# LM317 - Calculate dissipation due to voltage drop

If I use a linear voltage regulator as LM317:

• Input voltage = 24 V
• Output voltage = 5 V (so a voltage drop of 19 V)

From the datasheet, I read that maximum operating temperature = 125°C, junction = 150°C

How I can calculate if this component is thermally suitable, instead of a switching regulator?

• Even if it's "thermally suitable" you're still wasting almost four times as much power as you're actually using. I'd use a switcher unless you have an overwhelming reason not to. – Finbarr Apr 8 '19 at 8:36
• @Finbarr "for times as much power" is not really relevant, it's the power you lose that matters. If the OP had a load consuming 4.8mA, then a linear regulator could have been absolutely the way to go. – Dmitry Grigoryev Apr 8 '19 at 13:56

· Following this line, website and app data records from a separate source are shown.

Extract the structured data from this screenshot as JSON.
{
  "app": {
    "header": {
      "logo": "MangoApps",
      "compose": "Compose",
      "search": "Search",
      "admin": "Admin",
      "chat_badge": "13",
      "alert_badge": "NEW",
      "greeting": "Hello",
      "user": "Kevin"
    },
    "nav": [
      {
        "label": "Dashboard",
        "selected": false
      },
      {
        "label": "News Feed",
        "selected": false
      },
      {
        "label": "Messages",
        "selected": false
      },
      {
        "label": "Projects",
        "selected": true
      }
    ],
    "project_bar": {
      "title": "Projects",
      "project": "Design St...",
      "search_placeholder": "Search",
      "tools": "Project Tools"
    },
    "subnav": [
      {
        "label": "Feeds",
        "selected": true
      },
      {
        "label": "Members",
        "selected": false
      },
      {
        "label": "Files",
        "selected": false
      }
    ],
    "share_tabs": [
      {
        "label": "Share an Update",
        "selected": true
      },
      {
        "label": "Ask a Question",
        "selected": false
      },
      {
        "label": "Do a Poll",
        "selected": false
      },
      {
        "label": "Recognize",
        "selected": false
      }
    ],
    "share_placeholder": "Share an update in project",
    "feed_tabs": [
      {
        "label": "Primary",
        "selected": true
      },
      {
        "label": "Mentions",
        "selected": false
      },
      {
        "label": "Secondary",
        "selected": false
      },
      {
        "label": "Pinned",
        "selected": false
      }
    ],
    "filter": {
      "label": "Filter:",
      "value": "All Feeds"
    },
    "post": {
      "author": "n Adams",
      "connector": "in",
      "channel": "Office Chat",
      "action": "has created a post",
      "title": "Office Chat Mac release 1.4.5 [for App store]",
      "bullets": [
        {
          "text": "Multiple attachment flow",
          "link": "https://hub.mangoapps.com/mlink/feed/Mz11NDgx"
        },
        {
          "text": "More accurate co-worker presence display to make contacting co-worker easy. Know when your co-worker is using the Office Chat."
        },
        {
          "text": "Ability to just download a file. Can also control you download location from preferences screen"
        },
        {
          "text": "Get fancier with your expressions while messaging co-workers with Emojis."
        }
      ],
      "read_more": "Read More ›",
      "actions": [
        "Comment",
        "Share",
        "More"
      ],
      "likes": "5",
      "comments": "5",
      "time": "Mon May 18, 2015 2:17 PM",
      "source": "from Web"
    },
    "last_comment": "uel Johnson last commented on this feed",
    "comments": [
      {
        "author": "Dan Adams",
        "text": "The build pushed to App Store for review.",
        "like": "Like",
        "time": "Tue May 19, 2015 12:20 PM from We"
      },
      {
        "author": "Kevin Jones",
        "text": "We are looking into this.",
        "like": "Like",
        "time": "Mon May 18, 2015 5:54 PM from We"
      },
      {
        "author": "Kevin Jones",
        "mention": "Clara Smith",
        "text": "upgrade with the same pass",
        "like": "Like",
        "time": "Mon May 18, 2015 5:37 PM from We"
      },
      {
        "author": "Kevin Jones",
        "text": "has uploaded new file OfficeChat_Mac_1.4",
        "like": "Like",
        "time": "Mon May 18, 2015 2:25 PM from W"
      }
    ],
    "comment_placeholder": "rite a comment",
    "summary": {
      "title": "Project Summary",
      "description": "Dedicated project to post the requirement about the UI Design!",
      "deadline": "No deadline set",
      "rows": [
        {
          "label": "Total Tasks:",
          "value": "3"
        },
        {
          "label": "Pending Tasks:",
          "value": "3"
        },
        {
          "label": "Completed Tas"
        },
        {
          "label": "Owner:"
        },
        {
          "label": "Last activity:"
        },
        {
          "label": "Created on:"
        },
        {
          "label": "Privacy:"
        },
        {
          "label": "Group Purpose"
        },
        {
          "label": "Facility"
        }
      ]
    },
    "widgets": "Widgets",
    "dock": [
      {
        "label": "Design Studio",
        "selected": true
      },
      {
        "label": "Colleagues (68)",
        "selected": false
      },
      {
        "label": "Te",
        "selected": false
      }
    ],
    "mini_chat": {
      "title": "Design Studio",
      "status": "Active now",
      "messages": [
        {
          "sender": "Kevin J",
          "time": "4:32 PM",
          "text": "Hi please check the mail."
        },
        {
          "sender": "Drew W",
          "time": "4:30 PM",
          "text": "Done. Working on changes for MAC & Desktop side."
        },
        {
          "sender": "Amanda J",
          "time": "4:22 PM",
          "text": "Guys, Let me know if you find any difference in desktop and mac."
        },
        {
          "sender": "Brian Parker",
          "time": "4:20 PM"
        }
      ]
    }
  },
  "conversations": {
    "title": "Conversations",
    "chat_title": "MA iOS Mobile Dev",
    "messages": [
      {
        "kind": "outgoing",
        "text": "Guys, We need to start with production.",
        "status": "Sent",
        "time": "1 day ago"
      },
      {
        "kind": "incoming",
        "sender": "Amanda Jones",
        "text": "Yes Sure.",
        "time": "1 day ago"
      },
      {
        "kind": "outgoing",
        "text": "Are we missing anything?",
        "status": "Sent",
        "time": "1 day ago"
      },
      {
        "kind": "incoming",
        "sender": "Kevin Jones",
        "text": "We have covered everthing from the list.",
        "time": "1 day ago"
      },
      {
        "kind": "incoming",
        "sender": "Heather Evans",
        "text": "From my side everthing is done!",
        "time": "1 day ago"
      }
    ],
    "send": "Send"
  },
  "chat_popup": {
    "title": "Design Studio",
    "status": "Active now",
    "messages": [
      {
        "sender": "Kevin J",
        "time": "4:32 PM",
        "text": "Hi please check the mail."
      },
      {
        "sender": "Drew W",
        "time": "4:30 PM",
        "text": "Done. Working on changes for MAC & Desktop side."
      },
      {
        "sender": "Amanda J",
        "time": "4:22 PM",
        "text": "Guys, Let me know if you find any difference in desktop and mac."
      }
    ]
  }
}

What you need to know is the Junction-to-Ambient thermal resistance. There is a table for that on page 4 of the DATASHEET. It has the values for each of the packages.

So, you know your voltage drop (19V), you know the required current (480-700mA). With this information, you can now find out your power dissipated (P=IV) and use this value to see how much your IC will heat up.

For an example, lets assume you have a TO-263 package. You calculate your power to be 3.68W. You see that the thermal resistance of this package is 38°C/W, thus the temperature will rise by 139.8°C. Now, while you may think that is fine, because it is under 150°C, you also need to add on the ambient temperature of the environment. Assuming this is 25°C, this will give you a total of 164.8°C. This now exceeds the maximum.

There are other factors involved, such as the current drawn by the device itself, not just your load, some environmental factors etc, but this is the easiest way to calculate what your temperature could be. You can use this method for any IC, not just the LM317, and you should find all the information here for you to calculate this yourself.

• I calculated the mean power in the regulator as 19V * 480mA as 9.12W with a temperature rise (TO220 package) of 214C. – Peter Smith Apr 8 '19 at 8:33
• @PeterSmith I deliberately missed out the exact calculations for OP so they can work it out for themselves – MCG Apr 8 '19 at 8:35
• You are assuming no heat sink. With a heat sink and a series resistor to dump some of the power, it has a chance. Unfortunately, convection calculations for heat sinks are much more complicated than a conducted heat analysis. When I was working, I would let an ME do the thermal analysis. At home, with lot of experience by trial and error, I know about how big a heat sink needs to be. – Mattman944 Apr 8 '19 at 8:59
• @Mattman944 Correct. I am assuming no heat sink. Why would I include a heatsink when the question was not asking about that? The whole point of this answer was to make it simple and allow OP to calculate it themselves. They will realise they need a heatsink (actually easier to just use a switching IC) then they can ask another question about heatsinks – MCG Apr 8 '19 at 10:26
• 1. Wot? No TO3 ? :-) 2. A heatsink is an integral part of such a design - whether it is the one on the device used (the metal and/or plastic overall packaging) alone or that plus any added one.3. A series resistor is also an extremely good idea idf they insist on doing this. – Russell McMahon Apr 9 '19 at 1:18

You need to know the package. Then calculate the temperature rises. Thermal calculations are analogous to electrical calculations, power dissipated is analogous to current. Thermal resistance is analogous to electrical resistance, temperature is analogous to voltage.

Rough calculations show that you will need a really good heat sink to keep the case temperature reasonable. Some of these parts have a large metal pad on the bottom designed to be soldered to a large copper pad on the PWB.

Another trick to use is to put a resistor in series with the input power to dump some of the power.